The response must contain all of the entries, each one repeated exactly.
+ + +
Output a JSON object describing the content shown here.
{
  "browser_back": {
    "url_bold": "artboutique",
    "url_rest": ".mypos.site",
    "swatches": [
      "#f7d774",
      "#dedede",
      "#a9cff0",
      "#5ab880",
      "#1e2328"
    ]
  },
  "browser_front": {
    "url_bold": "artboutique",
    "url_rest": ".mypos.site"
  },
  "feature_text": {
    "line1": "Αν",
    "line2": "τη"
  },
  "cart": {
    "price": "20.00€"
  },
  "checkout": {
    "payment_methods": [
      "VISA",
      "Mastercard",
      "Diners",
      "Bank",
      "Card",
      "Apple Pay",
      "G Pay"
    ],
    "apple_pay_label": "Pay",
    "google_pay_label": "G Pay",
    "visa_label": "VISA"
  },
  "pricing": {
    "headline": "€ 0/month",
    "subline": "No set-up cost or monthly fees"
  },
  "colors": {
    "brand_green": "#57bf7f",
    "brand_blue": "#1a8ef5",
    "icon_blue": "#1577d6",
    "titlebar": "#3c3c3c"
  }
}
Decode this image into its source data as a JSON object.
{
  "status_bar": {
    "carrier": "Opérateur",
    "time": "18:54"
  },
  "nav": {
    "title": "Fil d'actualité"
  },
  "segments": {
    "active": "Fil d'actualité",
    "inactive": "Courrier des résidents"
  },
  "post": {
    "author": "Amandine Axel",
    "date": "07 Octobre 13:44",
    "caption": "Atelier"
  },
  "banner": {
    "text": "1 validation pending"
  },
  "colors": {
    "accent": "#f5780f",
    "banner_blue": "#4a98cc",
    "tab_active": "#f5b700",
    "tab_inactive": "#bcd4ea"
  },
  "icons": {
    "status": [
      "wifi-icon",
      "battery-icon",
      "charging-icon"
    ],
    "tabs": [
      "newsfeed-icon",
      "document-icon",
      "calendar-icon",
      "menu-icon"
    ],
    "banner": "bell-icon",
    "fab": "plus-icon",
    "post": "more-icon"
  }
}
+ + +
» OUTPUT OF THE EXERCISE
Output a JSON object describing the content shown here.
{
  "browser_back": {
    "url_bold": "artboutique",
    "url_rest": ".mypos.site",
    "swatches": [
      "#f7d774",
      "#dedede",
      "#a9cff0",
      "#5ab880",
      "#1e2328"
    ]
  },
  "browser_front": {
    "url_bold": "artboutique",
    "url_rest": ".mypos.site"
  },
  "feature_text": {
    "line1": "Αν",
    "line2": "τη"
  },
  "cart": {
    "price": "20.00€"
  },
  "checkout": {
    "payment_methods": [
      "VISA",
      "Mastercard",
      "Diners",
      "Bank",
      "Card",
      "Apple Pay",
      "G Pay"
    ],
    "apple_pay_label": "Pay",
    "google_pay_label": "G Pay",
    "visa_label": "VISA"
  },
  "pricing": {
    "headline": "€ 0/month",
    "subline": "No set-up cost or monthly fees"
  },
  "colors": {
    "brand_green": "#57bf7f",
    "brand_blue": "#1a8ef5",
    "icon_blue": "#1577d6",
    "titlebar": "#3c3c3c"
  }
}
Decode this image into its source data as a JSON object.
{
  "status_bar": {
    "carrier": "Opérateur",
    "time": "18:54"
  },
  "nav": {
    "title": "Fil d'actualité"
  },
  "segments": {
    "active": "Fil d'actualité",
    "inactive": "Courrier des résidents"
  },
  "post": {
    "author": "Amandine Axel",
    "date": "07 Octobre 13:44",
    "caption": "Atelier"
  },
  "banner": {
    "text": "1 validation pending"
  },
  "colors": {
    "accent": "#f5780f",
    "banner_blue": "#4a98cc",
    "tab_active": "#f5b700",
    "tab_inactive": "#bcd4ea"
  },
  "icons": {
    "status": [
      "wifi-icon",
      "battery-icon",
      "charging-icon"
    ],
    "tabs": [
      "newsfeed-icon",
      "document-icon",
      "calendar-icon",
      "menu-icon"
    ],
    "banner": "bell-icon",
    "fab": "plus-icon",
    "post": "more-icon"
  }
}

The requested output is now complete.